What is being asked
Output all of the data verbatim.

::: Extracted data :::

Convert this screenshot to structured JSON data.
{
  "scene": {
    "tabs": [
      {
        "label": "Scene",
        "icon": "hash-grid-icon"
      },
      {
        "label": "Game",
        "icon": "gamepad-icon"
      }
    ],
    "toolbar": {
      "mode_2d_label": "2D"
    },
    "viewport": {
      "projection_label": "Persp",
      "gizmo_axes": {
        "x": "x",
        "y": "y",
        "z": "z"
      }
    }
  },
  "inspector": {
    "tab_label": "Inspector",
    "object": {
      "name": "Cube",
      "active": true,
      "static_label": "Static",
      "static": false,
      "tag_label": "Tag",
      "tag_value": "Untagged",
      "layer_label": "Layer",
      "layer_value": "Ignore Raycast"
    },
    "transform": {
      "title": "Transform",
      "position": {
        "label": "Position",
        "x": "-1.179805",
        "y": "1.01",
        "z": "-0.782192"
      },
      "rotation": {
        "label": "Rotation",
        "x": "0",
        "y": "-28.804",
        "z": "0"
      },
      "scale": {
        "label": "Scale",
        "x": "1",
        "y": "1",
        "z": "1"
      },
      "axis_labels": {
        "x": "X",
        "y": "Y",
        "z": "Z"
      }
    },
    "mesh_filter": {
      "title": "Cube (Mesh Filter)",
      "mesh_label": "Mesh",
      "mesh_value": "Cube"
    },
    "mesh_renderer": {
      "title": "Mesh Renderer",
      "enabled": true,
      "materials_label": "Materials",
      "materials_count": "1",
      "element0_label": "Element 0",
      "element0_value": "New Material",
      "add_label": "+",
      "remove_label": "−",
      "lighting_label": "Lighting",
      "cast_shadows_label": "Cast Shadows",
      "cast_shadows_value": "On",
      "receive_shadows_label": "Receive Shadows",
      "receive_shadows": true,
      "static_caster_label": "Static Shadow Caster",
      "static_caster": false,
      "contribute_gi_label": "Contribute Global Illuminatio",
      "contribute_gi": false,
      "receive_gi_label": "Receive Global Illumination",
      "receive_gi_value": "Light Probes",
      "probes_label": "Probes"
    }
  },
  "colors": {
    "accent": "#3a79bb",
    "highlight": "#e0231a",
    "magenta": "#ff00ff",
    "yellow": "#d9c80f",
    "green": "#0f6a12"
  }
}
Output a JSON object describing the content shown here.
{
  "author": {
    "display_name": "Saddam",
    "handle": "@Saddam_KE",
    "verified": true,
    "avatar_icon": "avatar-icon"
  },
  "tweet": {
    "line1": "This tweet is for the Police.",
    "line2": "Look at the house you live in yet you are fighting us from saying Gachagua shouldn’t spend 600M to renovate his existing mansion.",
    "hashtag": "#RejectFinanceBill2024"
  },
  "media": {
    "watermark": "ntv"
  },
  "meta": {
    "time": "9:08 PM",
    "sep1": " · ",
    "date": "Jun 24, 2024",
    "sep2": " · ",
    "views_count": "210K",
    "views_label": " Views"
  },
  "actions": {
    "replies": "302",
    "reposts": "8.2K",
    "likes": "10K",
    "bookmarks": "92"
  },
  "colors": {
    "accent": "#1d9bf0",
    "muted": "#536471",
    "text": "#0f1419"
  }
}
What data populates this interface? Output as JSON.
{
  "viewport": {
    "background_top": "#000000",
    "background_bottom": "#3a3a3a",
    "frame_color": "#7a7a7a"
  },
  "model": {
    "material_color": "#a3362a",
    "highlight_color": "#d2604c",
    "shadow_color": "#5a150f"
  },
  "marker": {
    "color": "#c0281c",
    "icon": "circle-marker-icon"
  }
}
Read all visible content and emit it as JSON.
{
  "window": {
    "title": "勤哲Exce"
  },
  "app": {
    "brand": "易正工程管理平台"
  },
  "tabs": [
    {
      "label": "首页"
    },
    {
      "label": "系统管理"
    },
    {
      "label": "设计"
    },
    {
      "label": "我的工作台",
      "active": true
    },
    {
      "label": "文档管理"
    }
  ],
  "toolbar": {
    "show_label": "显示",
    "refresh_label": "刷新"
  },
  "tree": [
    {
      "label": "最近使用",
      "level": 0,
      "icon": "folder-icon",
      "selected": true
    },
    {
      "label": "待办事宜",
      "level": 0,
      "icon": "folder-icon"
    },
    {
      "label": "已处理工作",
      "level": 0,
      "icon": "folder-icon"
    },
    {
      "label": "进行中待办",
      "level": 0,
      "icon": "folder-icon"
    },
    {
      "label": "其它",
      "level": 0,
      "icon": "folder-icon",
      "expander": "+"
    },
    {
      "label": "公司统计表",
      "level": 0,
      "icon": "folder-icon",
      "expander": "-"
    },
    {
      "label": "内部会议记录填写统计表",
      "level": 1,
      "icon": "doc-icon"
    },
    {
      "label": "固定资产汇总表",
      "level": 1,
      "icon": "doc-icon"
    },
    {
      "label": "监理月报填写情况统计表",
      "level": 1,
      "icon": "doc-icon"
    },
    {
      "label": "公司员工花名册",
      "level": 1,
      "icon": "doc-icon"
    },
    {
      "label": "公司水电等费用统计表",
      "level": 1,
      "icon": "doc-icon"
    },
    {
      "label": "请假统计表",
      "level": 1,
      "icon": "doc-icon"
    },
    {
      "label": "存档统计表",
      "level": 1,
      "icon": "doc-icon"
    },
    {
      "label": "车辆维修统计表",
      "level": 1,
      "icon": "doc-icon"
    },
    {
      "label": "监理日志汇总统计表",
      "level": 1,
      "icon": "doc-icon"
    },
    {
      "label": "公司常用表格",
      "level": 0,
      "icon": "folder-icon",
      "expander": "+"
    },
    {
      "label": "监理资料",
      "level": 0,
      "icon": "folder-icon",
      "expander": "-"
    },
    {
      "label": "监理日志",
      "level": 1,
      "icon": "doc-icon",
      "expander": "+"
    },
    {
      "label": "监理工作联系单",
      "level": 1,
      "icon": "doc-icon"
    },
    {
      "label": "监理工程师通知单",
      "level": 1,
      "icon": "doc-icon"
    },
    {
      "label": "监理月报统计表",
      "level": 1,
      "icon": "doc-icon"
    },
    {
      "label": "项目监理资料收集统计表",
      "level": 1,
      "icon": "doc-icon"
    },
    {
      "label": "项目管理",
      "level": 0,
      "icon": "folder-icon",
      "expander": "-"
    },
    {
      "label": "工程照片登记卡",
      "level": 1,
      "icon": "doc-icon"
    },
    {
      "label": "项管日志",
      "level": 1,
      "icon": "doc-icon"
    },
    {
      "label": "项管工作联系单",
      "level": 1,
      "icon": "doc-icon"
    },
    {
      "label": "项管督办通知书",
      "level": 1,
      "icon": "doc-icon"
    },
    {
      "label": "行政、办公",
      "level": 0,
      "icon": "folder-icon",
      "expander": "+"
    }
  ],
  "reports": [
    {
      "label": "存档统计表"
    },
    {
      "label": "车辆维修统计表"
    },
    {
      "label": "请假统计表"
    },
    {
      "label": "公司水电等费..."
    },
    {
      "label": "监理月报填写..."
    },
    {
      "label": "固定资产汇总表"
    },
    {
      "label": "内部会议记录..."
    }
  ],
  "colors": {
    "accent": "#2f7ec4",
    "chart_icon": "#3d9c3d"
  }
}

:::

Answer for this exercise
Convert this screenshot to structured JSON data.
{
  "scene": {
    "tabs": [
      {
        "label": "Scene",
        "icon": "hash-grid-icon"
      },
      {
        "label": "Game",
        "icon": "gamepad-icon"
      }
    ],
    "toolbar": {
      "mode_2d_label": "2D"
    },
    "viewport": {
      "projection_label": "Persp",
      "gizmo_axes": {
        "x": "x",
        "y": "y",
        "z": "z"
      }
    }
  },
  "inspector": {
    "tab_label": "Inspector",
    "object": {
      "name": "Cube",
      "active": true,
      "static_label": "Static",
      "static": false,
      "tag_label": "Tag",
      "tag_value": "Untagged",
      "layer_label": "Layer",
      "layer_value": "Ignore Raycast"
    },
    "transform": {
      "title": "Transform",
      "position": {
        "label": "Position",
        "x": "-1.179805",
        "y": "1.01",
        "z": "-0.782192"
      },
      "rotation": {
        "label": "Rotation",
        "x": "0",
        "y": "-28.804",
        "z": "0"
      },
      "scale": {
        "label": "Scale",
        "x": "1",
        "y": "1",
        "z": "1"
      },
      "axis_labels": {
        "x": "X",
        "y": "Y",
        "z": "Z"
      }
    },
    "mesh_filter": {
      "title": "Cube (Mesh Filter)",
      "mesh_label": "Mesh",
      "mesh_value": "Cube"
    },
    "mesh_renderer": {
      "title": "Mesh Renderer",
      "enabled": true,
      "materials_label": "Materials",
      "materials_count": "1",
      "element0_label": "Element 0",
      "element0_value": "New Material",
      "add_label": "+",
      "remove_label": "−",
      "lighting_label": "Lighting",
      "cast_shadows_label": "Cast Shadows",
      "cast_shadows_value": "On",
      "receive_shadows_label": "Receive Shadows",
      "receive_shadows": true,
      "static_caster_label": "Static Shadow Caster",
      "static_caster": false,
      "contribute_gi_label": "Contribute Global Illuminatio",
      "contribute_gi": false,
      "receive_gi_label": "Receive Global Illumination",
      "receive_gi_value": "Light Probes",
      "probes_label": "Probes"
    }
  },
  "colors": {
    "accent": "#3a79bb",
    "highlight": "#e0231a",
    "magenta": "#ff00ff",
    "yellow": "#d9c80f",
    "green": "#0f6a12"
  }
}
Output a JSON object describing the content shown here.
{
  "author": {
    "display_name": "Saddam",
    "handle": "@Saddam_KE",
    "verified": true,
    "avatar_icon": "avatar-icon"
  },
  "tweet": {
    "line1": "This tweet is for the Police.",
    "line2": "Look at the house you live in yet you are fighting us from saying Gachagua shouldn’t spend 600M to renovate his existing mansion.",
    "hashtag": "#RejectFinanceBill2024"
  },
  "media": {
    "watermark": "ntv"
  },
  "meta": {
    "time": "9:08 PM",
    "sep1": " · ",
    "date": "Jun 24, 2024",
    "sep2": " · ",
    "views_count": "210K",
    "views_label": " Views"
  },
  "actions": {
    "replies": "302",
    "reposts": "8.2K",
    "likes": "10K",
    "bookmarks": "92"
  },
  "colors": {
    "accent": "#1d9bf0",
    "muted": "#536471",
    "text": "#0f1419"
  }
}
What data populates this interface? Output as JSON.
{
  "viewport": {
    "background_top": "#000000",
    "background_bottom": "#3a3a3a",
    "frame_color": "#7a7a7a"
  },
  "model": {
    "material_color": "#a3362a",
    "highlight_color": "#d2604c",
    "shadow_color": "#5a150f"
  },
  "marker": {
    "color": "#c0281c",
    "icon": "circle-marker-icon"
  }
}
Read all visible content and emit it as JSON.
{
  "window": {
    "title": "勤哲Exce"
  },
  "app": {
    "brand": "易正工程管理平台"
  },
  "tabs": [
    {
      "label": "首页"
    },
    {
      "label": "系统管理"
    },
    {
      "label": "设计"
    },
    {
      "label": "我的工作台",
      "active": true
    },
    {
      "label": "文档管理"
    }
  ],
  "toolbar": {
    "show_label": "显示",
    "refresh_label": "刷新"
  },
  "tree": [
    {
      "label": "最近使用",
      "level": 0,
      "icon": "folder-icon",
      "selected": true
    },
    {
      "label": "待办事宜",
      "level": 0,
      "icon": "folder-icon"
    },
    {
      "label": "已处理工作",
      "level": 0,
      "icon": "folder-icon"
    },
    {
      "label": "进行中待办",
      "level": 0,
      "icon": "folder-icon"
    },
    {
      "label": "其它",
      "level": 0,
      "icon": "folder-icon",
      "expander": "+"
    },
    {
      "label": "公司统计表",
      "level": 0,
      "icon": "folder-icon",
      "expander": "-"
    },
    {
      "label": "内部会议记录填写统计表",
      "level": 1,
      "icon": "doc-icon"
    },
    {
      "label": "固定资产汇总表",
      "level": 1,
      "icon": "doc-icon"
    },
    {
      "label": "监理月报填写情况统计表",
      "level": 1,
      "icon": "doc-icon"
    },
    {
      "label": "公司员工花名册",
      "level": 1,
      "icon": "doc-icon"
    },
    {
      "label": "公司水电等费用统计表",
      "level": 1,
      "icon": "doc-icon"
    },
    {
      "label": "请假统计表",
      "level": 1,
      "icon": "doc-icon"
    },
    {
      "label": "存档统计表",
      "level": 1,
      "icon": "doc-icon"
    },
    {
      "label": "车辆维修统计表",
      "level": 1,
      "icon": "doc-icon"
    },
    {
      "label": "监理日志汇总统计表",
      "level": 1,
      "icon": "doc-icon"
    },
    {
      "label": "公司常用表格",
      "level": 0,
      "icon": "folder-icon",
      "expander": "+"
    },
    {
      "label": "监理资料",
      "level": 0,
      "icon": "folder-icon",
      "expander": "-"
    },
    {
      "label": "监理日志",
      "level": 1,
      "icon": "doc-icon",
      "expander": "+"
    },
    {
      "label": "监理工作联系单",
      "level": 1,
      "icon": "doc-icon"
    },
    {
      "label": "监理工程师通知单",
      "level": 1,
      "icon": "doc-icon"
    },
    {
      "label": "监理月报统计表",
      "level": 1,
      "icon": "doc-icon"
    },
    {
      "label": "项目监理资料收集统计表",
      "level": 1,
      "icon": "doc-icon"
    },
    {
      "label": "项目管理",
      "level": 0,
      "icon": "folder-icon",
      "expander": "-"
    },
    {
      "label": "工程照片登记卡",
      "level": 1,
      "icon": "doc-icon"
    },
    {
      "label": "项管日志",
      "level": 1,
      "icon": "doc-icon"
    },
    {
      "label": "项管工作联系单",
      "level": 1,
      "icon": "doc-icon"
    },
    {
      "label": "项管督办通知书",
      "level": 1,
      "icon": "doc-icon"
    },
    {
      "label": "行政、办公",
      "level": 0,
      "icon": "folder-icon",
      "expander": "+"
    }
  ],
  "reports": [
    {
      "label": "存档统计表"
    },
    {
      "label": "车辆维修统计表"
    },
    {
      "label": "请假统计表"
    },
    {
      "label": "公司水电等费..."
    },
    {
      "label": "监理月报填写..."
    },
    {
      "label": "固定资产汇总表"
    },
    {
      "label": "内部会议记录..."
    }
  ],
  "colors": {
    "accent": "#2f7ec4",
    "chart_icon": "#3d9c3d"
  }
}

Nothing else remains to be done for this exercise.